West Virginia has established a new health order establishing statewide standards for social distancing in stores that remain open as the state continues to try to slow the spread of coronavirus.
The broader order has hit even as discussions have heightened in recent days over how and when West Virginia should begin to ease social distancing guidelines.
Earlier orders focused on specific “hotspots” in West Virginia and authorized the health departments in those counties to establish policies governing foot traffic in businesses considered essential.
The new, statewide order has drawn a mixed reaction from county leaders around the state.
Kanawha County leaders sent out a statement critical of the statewide rule, saying it loosens up what was established two weeks ago by the Kanawha-Charleston Health Department.
Commissioners in Monongalia and Wood counties, speaking to MetroNews by telephone, said a statewide rule offers consistency — and likely should have been the approach in the first place.
The state Bureau for Public Health said the rule is meant to provide consistency to retailers and shoppers by implementing uniform social distancing guidelines.
“This aligns with Governor Justice’s direction to us that we continue to do everything in DHHR’s power to slow the spread of COVID-19 in our communities, while also keeping critical retail operations open and functioning in a safe manner for both the employees and the public,” stated Dr. Cathy Slemp, State Health Officer and Commissioner of DHHR’s Bureau for Public Health.
The new rule says businesses that remain open during the pandemic must implement a written plan to limit staff, contractors and vendors to essential personnel.
Businesses that remain open are also to implement social distancing practices, including a minimum 6-foot distance from other people, where possible.
Hygienic and disinfecting supplies are to be made available to staff and others. And protective barriers are to be made available to employees exposed to the general public.
The new rule establishes limits of two members of the public per 1,000 feet of customer floor space at any time.
Businesses that are smaller than a thousand feet of space aren’t supposed to have more than five people, including employees, at any given time.
For businesses with at least 80 percent of sales in grocery food products, it’s a little looser — 3 members of the public per 1,000 square feet.
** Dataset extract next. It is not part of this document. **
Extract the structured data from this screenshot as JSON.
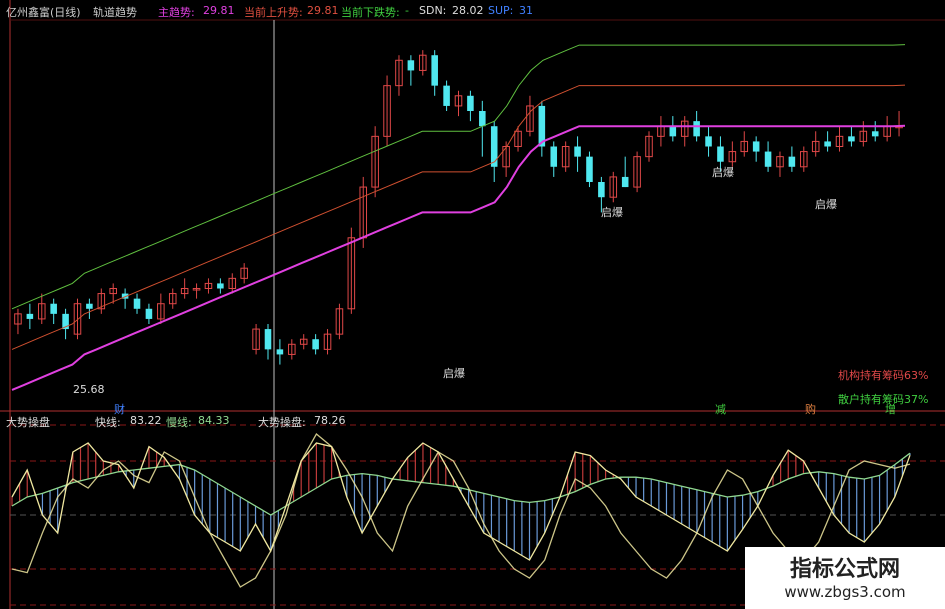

Businesses are supposed to enforce social distancing — for example, creating one-way aisles or marking off 6-foot boundaries in areas where people are likely to stand or wait in line.
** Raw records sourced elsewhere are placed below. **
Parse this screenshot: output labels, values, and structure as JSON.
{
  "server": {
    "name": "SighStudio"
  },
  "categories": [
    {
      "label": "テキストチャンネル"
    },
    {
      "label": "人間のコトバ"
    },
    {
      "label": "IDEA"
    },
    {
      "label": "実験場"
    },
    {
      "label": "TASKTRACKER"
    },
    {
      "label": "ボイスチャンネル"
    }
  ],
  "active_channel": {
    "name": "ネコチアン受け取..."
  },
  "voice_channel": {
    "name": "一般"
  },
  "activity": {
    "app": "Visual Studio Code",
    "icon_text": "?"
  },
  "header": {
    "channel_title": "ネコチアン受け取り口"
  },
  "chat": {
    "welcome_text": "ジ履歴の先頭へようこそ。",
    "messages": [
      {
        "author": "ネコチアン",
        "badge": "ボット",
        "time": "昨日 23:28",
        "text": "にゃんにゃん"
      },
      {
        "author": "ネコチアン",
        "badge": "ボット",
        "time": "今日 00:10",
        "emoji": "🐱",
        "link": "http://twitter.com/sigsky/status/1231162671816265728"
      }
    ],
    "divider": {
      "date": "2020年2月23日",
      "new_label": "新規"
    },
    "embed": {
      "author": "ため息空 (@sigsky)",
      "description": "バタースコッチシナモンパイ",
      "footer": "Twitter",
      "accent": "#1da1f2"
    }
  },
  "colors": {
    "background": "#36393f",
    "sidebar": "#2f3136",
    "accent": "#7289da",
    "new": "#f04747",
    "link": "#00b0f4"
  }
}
The rule allows for a fine of no more than $200 for those who don’t comply.
Kanawha County leaders sent out a response that criticized the rule for being looser than what that county already had in place.
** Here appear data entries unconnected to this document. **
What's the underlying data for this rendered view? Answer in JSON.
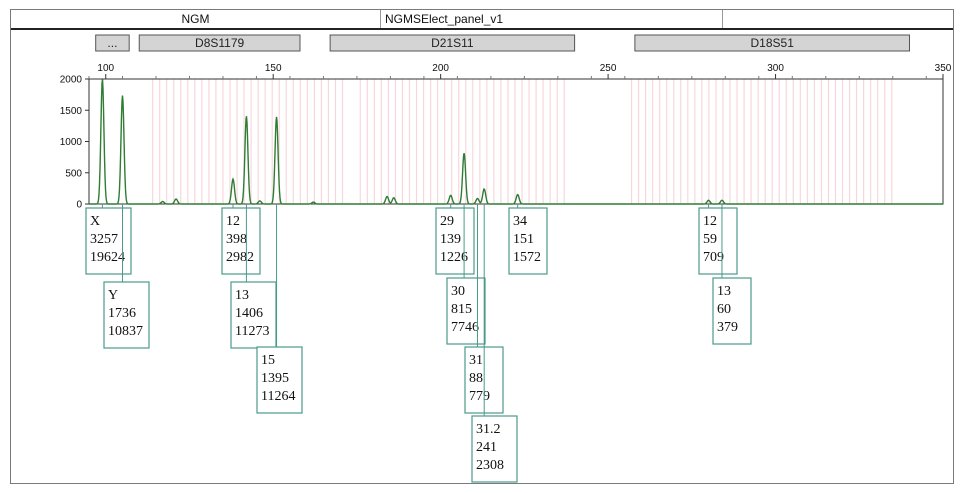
{
  "header": {
    "kit": "NGM",
    "panel": "NGMSElect_panel_v1",
    "extra": ""
  },
  "colors": {
    "trace": "#2e7d32",
    "bin_stripe": "#f2b8c2",
    "marker_bar": "#d4d4d4",
    "call_border": "#4a9a8a"
  },
  "chart_data": {
    "type": "line",
    "title": "",
    "xlabel": "",
    "ylabel": "",
    "xlim": [
      95,
      350
    ],
    "ylim": [
      0,
      2000
    ],
    "x_ticks": [
      100,
      150,
      200,
      250,
      300,
      350
    ],
    "y_ticks": [
      0,
      500,
      1000,
      1500,
      2000
    ],
    "markers": [
      {
        "label": "...",
        "start": 97,
        "end": 107,
        "interactable": true
      },
      {
        "label": "D8S1179",
        "start": 110,
        "end": 158
      },
      {
        "label": "D21S11",
        "start": 167,
        "end": 240
      },
      {
        "label": "D18S51",
        "start": 258,
        "end": 340
      }
    ],
    "bin_regions": [
      {
        "start": 114,
        "end": 172
      },
      {
        "start": 176,
        "end": 238
      },
      {
        "start": 257,
        "end": 336
      }
    ],
    "peaks": [
      {
        "x": 99,
        "height": 2000
      },
      {
        "x": 105,
        "height": 1736
      },
      {
        "x": 117,
        "height": 40
      },
      {
        "x": 121,
        "height": 80
      },
      {
        "x": 138,
        "height": 398
      },
      {
        "x": 142,
        "height": 1406
      },
      {
        "x": 146,
        "height": 50
      },
      {
        "x": 151,
        "height": 1395
      },
      {
        "x": 162,
        "height": 30
      },
      {
        "x": 184,
        "height": 120
      },
      {
        "x": 186,
        "height": 100
      },
      {
        "x": 203,
        "height": 139
      },
      {
        "x": 207,
        "height": 815
      },
      {
        "x": 211,
        "height": 88
      },
      {
        "x": 213,
        "height": 241
      },
      {
        "x": 223,
        "height": 151
      },
      {
        "x": 280,
        "height": 59
      },
      {
        "x": 284,
        "height": 60
      }
    ],
    "calls": [
      {
        "allele": "X",
        "height": "3257",
        "area": "19624",
        "peak_x": 99
      },
      {
        "allele": "Y",
        "height": "1736",
        "area": "10837",
        "peak_x": 105
      },
      {
        "allele": "12",
        "height": "398",
        "area": "2982",
        "peak_x": 138
      },
      {
        "allele": "13",
        "height": "1406",
        "area": "11273",
        "peak_x": 142
      },
      {
        "allele": "15",
        "height": "1395",
        "area": "11264",
        "peak_x": 151
      },
      {
        "allele": "29",
        "height": "139",
        "area": "1226",
        "peak_x": 203
      },
      {
        "allele": "30",
        "height": "815",
        "area": "7746",
        "peak_x": 207
      },
      {
        "allele": "31",
        "height": "88",
        "area": "779",
        "peak_x": 211
      },
      {
        "allele": "31.2",
        "height": "241",
        "area": "2308",
        "peak_x": 213
      },
      {
        "allele": "34",
        "height": "151",
        "area": "1572",
        "peak_x": 223
      },
      {
        "allele": "12",
        "height": "59",
        "area": "709",
        "peak_x": 280
      },
      {
        "allele": "13",
        "height": "60",
        "area": "379",
        "peak_x": 284
      }
    ]
  }
}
After Kanawha County was declared a “hotspot” on April 4, Health Director Sherri Young established a standard of two people per 1,000 square feet.
The state guideline allowing three people per 1,000 square feet in grocery stores is more lax, Kanawha County commissioners stated.
“Adding 50 percent more foot traffic increases the risks to customers and frontline employees,” stated Kanawha County Commissioner Ben Salango, who is running for governor in the Democratic primary.
“It goes against everything we are trying to do during this time of asking people to stay home and socially distance.”
Charleston Mayor Amy Shuler Goodwin also protested change in the statewide rule.
“The Emergency Legislative Rule issued today has great potential to cause a more rampant spread of this virus,” Goodwin stated.
“The health order put in place by Dr. Sherri Young limits the amount of exposure that the general public and our front line workers receive.”
Monongalia County Commission President Tom Bloom, on the other hand, said the statewide order provides consistency. He suggested some details of the statewide order — such as the enforcement requirements for individual businesses — are stronger than what Monongalia County already had in place.
“We have some counties doing one item and other counties doing others,” Bloom said on the telephone.
Bloom also said the order sends a message. Bloom said the state would be wise to limit business activity for a few more weeks to continue suppressing the spread of the coronavirus.
“Let’s do this for several more weeks and see the numbers come down and everyone will be able to benefit by opening up slowly. So I agree with it,” Bloom said. “This, I believe, is in the best interest of the welfare of the citizens of West Virginia, and I support it.”
Wood County Commission President Blair Couch said leaders based guidelines there on what earlier counties had established.
“They left it to us. So, Berkeley, Monongalia, Kanawha, all these folks had done some heavy lifting. I felt like we had done what the governor asked,” Couch said.
He said there are some differences between what the state is establishing and what Wood put in place just this week — like more leeway in customers per square feet for groceries, but also a more specific requirement for stores to post the guidelines in writing.
All in all, though, Couch didn’t disagree with the decision to put guidelines in place statewide.
“It should have been statewide from Day 1,” Couch said.